Imaging techniques based on the use of hard X-rays play an important role in several research fields and industrial applications. Many topics in medicine, biology, material science, geosciences and cultural heritage studies can be afforded thanks to the high potential and large applicability of X-ray imaging.
In the last twenty years a great interest has been devoted to the development of X-ray computed microtomography (micro-CT) techniques, both employing microfocus and synchrotron radiation sources. These techniques allows to produce 3D or 4D (dynamic micro-CT) images of the internal structure of objects at the micron- and submicron- scale. Investigations performed directly in the 3D domain overcome the limitations of stereological methods usually applied to microscopy-based analyses and a non-destructive method is more suitable for further complementary analyses and for precious or unique samples (fossils and archeological finds, in-vivo imaging, etc …).
An intriguing challenge is to extract directly from 3D and 4D images quantitative parameters related to the physical properties of the studied materials. However, accurate image processing, analysis and visualization methods for an effective assessment of these parameters are still an open issue especially in the case of 4D micro-CT experiments.

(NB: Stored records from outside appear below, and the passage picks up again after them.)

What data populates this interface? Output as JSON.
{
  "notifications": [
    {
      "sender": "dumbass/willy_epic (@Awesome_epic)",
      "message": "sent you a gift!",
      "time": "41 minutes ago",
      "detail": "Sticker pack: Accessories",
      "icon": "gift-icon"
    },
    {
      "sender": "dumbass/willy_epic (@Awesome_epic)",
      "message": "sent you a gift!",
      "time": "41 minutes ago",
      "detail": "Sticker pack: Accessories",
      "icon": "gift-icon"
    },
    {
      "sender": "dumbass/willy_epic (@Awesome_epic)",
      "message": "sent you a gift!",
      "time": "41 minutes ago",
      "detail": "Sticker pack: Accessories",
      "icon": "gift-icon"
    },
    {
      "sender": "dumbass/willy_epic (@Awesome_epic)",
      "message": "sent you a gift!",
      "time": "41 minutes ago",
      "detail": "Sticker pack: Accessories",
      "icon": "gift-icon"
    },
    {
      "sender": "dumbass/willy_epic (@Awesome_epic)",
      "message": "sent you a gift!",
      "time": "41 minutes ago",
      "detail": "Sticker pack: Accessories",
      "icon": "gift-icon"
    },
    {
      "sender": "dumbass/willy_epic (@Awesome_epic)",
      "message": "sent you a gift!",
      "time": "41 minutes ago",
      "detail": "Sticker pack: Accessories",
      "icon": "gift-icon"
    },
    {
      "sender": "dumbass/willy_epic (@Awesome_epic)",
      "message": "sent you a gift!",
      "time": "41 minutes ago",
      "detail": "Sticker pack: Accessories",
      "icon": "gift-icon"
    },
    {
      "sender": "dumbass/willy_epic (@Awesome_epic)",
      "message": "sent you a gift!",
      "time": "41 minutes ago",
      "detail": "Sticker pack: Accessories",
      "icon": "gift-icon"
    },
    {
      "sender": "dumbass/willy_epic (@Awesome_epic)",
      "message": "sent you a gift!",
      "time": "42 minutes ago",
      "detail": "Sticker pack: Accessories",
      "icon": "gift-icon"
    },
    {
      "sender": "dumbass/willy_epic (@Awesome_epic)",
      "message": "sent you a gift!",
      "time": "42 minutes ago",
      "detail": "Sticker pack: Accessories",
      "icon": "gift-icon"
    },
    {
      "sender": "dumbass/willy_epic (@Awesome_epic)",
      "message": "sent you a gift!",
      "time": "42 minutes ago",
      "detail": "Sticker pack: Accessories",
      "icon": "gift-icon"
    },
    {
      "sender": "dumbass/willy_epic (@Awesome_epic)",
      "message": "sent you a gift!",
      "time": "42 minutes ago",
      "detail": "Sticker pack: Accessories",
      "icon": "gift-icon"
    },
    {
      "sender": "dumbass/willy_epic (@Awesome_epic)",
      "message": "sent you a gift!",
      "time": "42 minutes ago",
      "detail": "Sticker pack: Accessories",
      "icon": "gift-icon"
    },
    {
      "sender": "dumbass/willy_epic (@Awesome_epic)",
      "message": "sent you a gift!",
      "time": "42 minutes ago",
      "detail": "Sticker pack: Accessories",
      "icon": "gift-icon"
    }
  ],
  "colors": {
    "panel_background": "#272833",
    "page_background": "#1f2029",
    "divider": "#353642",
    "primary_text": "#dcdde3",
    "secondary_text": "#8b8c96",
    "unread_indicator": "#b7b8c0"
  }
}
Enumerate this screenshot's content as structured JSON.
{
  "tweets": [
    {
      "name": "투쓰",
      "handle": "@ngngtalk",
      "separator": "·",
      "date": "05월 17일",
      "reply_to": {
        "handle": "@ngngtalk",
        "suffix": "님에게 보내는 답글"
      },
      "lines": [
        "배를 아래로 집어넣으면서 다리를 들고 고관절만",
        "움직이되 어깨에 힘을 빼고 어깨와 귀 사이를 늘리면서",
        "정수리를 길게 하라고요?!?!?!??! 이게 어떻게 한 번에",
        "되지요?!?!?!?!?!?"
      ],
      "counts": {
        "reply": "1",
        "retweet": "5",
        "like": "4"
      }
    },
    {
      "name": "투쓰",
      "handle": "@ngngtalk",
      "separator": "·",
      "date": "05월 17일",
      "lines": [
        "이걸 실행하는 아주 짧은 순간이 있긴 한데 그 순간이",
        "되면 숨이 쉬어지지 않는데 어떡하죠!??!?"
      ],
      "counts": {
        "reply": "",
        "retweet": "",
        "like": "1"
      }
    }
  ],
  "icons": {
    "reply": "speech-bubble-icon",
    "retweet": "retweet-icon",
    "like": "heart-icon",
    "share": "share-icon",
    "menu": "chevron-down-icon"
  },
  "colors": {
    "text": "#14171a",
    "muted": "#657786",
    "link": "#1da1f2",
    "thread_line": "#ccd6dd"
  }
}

In this talk, several scientific applications of advanced hard X-ray imaging techniques will be presented trying to critically expose advantages, limitations and open problems in the different fields.